_PROBLEM TO WORK ON_
Out of the data below, copy every line with the string "true".

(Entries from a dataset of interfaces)
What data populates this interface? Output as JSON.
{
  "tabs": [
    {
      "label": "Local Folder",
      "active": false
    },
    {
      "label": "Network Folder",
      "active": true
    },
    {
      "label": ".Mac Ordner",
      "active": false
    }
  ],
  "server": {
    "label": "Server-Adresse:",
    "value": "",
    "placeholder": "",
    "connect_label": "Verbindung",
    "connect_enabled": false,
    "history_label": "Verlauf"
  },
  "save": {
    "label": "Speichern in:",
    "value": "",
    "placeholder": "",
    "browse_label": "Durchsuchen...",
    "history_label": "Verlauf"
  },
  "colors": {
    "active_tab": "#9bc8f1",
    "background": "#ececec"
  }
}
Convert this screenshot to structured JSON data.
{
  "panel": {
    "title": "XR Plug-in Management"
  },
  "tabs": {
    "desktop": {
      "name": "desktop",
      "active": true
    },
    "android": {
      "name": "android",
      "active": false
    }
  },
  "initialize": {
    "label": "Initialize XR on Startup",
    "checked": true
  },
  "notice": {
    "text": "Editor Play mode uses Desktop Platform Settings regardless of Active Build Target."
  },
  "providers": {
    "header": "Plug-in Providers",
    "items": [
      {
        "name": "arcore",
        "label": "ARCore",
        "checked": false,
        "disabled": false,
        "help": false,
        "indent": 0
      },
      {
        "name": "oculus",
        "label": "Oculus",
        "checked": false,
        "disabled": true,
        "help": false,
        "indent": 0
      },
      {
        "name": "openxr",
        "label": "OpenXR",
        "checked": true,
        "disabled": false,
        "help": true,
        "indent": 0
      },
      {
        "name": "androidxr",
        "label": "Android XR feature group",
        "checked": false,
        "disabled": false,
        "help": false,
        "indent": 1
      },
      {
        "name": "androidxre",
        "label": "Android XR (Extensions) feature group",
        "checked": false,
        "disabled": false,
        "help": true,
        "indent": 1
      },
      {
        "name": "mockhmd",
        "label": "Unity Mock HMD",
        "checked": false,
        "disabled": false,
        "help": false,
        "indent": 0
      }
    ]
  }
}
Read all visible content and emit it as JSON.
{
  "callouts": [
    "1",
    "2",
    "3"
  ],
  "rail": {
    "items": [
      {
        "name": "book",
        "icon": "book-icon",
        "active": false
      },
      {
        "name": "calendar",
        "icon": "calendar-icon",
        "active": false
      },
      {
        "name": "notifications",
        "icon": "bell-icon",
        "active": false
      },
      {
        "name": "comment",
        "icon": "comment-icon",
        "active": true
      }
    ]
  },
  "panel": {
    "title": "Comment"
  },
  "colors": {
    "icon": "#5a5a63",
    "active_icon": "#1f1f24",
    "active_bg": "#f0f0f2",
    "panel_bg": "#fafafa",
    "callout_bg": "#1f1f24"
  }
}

_ANSWER FOR THIS EXERCISE_
      "active": true
      "active": true
    "checked": true
        "disabled": true,
        "checked": true,
        "help": true,
        "help": true,
        "active": true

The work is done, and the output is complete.